[Opening RECORDS SUPPLIED section]

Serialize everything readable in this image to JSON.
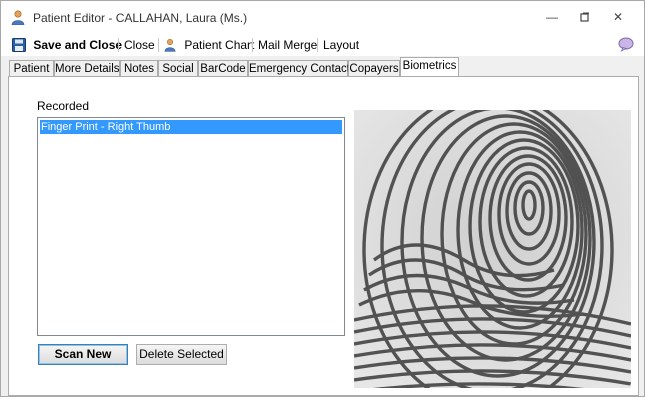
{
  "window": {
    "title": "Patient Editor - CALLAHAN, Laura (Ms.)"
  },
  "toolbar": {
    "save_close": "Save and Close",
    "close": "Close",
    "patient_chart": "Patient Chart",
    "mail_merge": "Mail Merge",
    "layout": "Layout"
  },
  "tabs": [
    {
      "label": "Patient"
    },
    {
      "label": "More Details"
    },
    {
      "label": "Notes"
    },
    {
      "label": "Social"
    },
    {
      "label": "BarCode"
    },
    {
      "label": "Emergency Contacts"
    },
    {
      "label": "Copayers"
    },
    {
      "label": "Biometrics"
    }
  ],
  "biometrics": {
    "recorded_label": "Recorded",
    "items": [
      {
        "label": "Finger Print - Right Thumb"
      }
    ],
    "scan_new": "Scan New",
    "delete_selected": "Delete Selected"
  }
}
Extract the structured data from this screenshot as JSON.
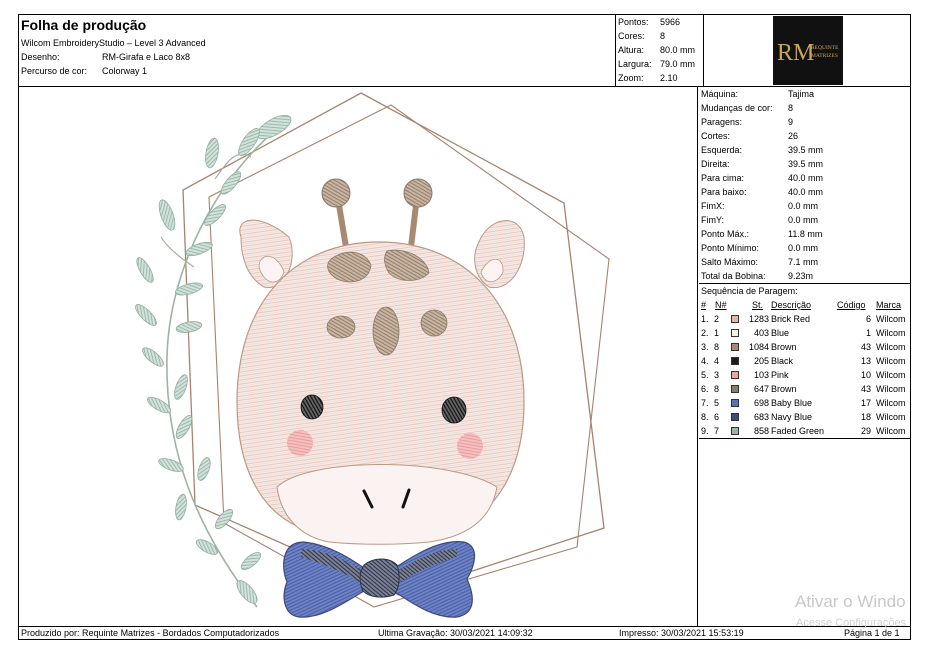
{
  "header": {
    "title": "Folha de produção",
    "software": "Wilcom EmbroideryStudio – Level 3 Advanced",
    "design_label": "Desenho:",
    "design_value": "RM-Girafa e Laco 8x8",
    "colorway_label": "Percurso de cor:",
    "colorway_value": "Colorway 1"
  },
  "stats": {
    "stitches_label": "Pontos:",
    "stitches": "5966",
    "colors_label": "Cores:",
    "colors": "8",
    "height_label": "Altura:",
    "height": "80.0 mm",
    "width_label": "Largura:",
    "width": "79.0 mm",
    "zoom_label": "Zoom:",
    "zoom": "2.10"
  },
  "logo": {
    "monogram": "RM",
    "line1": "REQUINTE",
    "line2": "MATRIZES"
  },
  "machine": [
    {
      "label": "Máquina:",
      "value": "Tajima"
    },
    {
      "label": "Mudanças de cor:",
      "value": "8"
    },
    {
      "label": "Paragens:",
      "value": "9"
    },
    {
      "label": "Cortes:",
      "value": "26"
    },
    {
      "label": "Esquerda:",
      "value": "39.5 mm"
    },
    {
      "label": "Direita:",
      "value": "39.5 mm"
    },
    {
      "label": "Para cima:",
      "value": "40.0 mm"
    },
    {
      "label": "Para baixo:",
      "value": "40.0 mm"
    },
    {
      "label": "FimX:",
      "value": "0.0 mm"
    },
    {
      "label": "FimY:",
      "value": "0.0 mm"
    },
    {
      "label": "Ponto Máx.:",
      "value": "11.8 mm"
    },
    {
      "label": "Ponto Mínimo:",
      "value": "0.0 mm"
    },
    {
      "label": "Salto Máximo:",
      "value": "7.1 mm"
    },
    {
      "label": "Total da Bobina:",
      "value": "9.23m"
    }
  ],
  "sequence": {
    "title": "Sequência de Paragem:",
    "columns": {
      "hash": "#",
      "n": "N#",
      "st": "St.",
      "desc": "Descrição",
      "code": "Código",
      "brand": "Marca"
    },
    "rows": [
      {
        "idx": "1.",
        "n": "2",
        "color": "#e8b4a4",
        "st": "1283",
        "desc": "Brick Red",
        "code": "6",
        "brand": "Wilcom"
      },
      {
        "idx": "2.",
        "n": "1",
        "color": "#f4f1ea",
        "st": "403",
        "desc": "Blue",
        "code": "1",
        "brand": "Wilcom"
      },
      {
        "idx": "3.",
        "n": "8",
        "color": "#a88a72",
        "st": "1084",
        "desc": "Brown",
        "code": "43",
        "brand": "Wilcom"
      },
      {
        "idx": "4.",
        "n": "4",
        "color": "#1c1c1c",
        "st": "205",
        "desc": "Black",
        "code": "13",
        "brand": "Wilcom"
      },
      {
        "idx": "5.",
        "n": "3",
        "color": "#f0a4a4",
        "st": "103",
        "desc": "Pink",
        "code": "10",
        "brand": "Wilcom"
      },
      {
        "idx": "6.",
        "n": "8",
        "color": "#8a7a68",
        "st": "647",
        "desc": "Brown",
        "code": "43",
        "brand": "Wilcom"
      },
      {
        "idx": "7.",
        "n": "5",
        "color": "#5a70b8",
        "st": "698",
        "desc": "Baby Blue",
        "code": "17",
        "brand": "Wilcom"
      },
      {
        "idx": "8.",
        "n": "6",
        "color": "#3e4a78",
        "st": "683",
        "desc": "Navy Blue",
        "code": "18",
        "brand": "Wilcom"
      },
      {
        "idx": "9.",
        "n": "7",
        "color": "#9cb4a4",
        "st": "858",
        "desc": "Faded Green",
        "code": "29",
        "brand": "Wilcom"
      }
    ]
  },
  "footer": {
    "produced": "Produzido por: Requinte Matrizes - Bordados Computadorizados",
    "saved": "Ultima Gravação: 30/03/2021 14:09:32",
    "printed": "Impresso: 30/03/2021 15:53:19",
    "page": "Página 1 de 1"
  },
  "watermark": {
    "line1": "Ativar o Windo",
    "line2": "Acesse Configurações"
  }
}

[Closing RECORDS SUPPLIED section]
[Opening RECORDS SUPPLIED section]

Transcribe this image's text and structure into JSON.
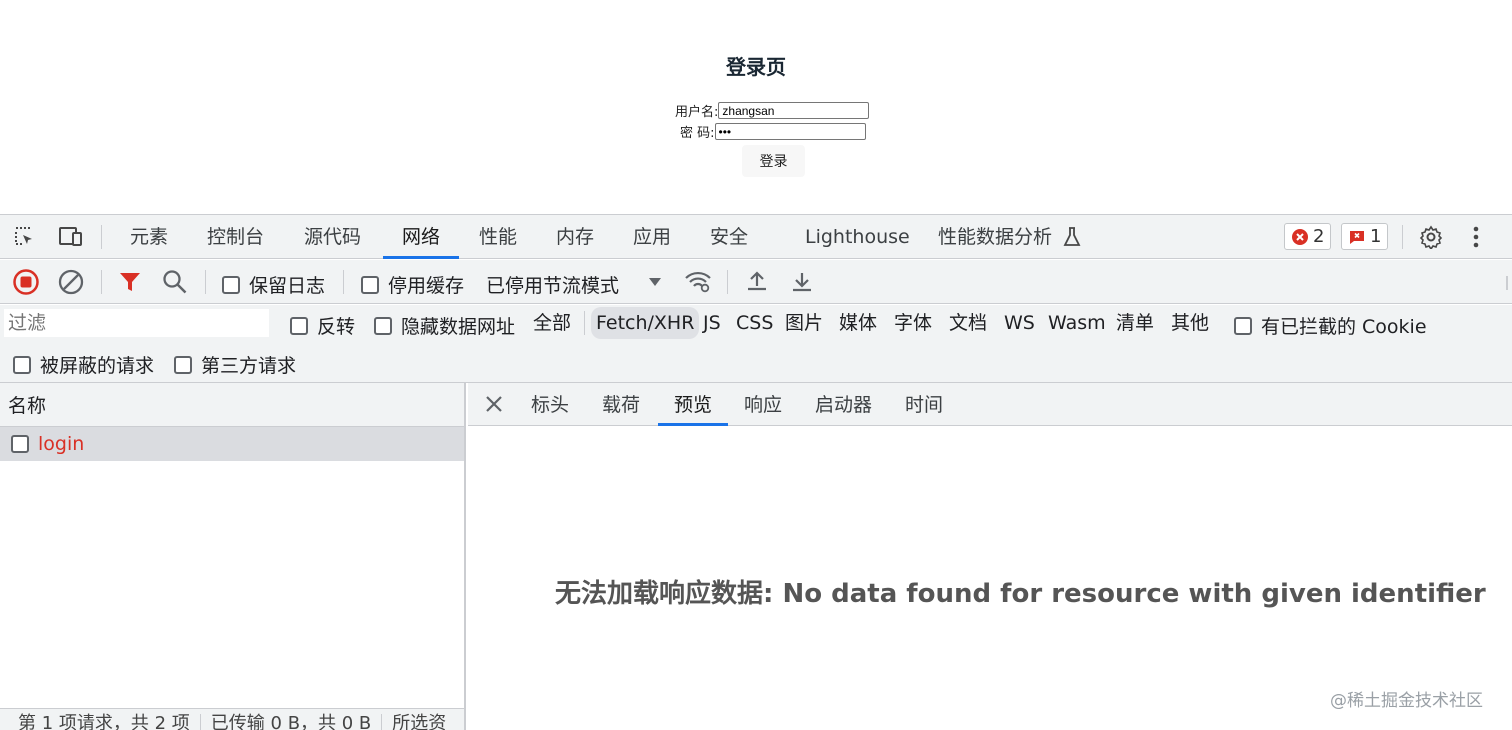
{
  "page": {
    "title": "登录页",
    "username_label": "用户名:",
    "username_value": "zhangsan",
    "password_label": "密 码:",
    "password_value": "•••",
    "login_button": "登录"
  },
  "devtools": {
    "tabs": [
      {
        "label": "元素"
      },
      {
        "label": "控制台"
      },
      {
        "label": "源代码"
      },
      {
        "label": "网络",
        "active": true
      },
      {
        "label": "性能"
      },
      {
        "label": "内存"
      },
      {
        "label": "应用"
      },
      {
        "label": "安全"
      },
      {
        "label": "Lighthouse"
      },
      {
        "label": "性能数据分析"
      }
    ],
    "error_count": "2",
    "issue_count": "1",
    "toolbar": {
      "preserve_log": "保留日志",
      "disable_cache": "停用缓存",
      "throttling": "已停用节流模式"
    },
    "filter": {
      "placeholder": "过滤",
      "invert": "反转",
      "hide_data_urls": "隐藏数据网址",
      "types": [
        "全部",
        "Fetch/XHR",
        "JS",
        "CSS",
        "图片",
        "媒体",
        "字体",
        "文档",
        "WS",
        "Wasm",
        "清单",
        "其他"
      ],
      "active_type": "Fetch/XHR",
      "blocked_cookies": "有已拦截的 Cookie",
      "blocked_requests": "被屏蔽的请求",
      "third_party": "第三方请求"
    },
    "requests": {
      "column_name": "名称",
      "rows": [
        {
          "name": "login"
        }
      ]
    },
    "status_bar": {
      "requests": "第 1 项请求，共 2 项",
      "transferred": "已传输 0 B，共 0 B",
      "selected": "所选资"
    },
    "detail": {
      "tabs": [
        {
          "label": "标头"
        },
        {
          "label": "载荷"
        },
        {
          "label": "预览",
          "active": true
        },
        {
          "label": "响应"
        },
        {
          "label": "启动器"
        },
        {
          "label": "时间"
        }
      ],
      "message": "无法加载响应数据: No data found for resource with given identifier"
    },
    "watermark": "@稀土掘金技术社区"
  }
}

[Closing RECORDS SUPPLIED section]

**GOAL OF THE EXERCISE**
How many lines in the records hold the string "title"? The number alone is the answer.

**OUTPUT FOR THIS TASK**
4